PROBLEM TO WORK ON
Return copies of the lines below that mention "title".

-- -- --

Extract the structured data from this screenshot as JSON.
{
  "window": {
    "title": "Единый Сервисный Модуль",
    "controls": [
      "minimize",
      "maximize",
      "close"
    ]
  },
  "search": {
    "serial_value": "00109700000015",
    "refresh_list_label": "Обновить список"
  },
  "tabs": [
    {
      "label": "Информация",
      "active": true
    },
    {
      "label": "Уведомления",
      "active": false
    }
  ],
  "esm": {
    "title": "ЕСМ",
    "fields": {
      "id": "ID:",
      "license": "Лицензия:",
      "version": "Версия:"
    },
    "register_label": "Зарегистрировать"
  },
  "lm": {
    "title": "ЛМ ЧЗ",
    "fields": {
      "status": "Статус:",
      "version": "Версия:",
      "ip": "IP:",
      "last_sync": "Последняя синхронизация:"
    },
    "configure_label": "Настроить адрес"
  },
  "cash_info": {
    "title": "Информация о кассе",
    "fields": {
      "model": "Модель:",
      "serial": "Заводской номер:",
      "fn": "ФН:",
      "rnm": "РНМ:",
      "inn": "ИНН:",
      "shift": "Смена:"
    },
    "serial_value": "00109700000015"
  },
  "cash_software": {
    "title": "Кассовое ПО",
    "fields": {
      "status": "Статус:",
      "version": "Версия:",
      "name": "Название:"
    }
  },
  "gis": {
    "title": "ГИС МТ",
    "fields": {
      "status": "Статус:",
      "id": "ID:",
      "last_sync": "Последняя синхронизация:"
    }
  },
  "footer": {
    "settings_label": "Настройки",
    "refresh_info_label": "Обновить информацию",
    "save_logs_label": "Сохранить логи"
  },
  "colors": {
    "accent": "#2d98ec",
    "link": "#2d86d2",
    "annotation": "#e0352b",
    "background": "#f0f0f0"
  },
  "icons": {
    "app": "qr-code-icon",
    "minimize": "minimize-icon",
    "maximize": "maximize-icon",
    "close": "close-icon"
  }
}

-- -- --

TASK OUTPUT
    "title": "Единый Сервисный Модуль",
    "title": "ЕСМ",
    "title": "ЛМ ЧЗ",
    "title": "Информация о кассе",
    "title": "Кассовое ПО",
    "title": "ГИС МТ",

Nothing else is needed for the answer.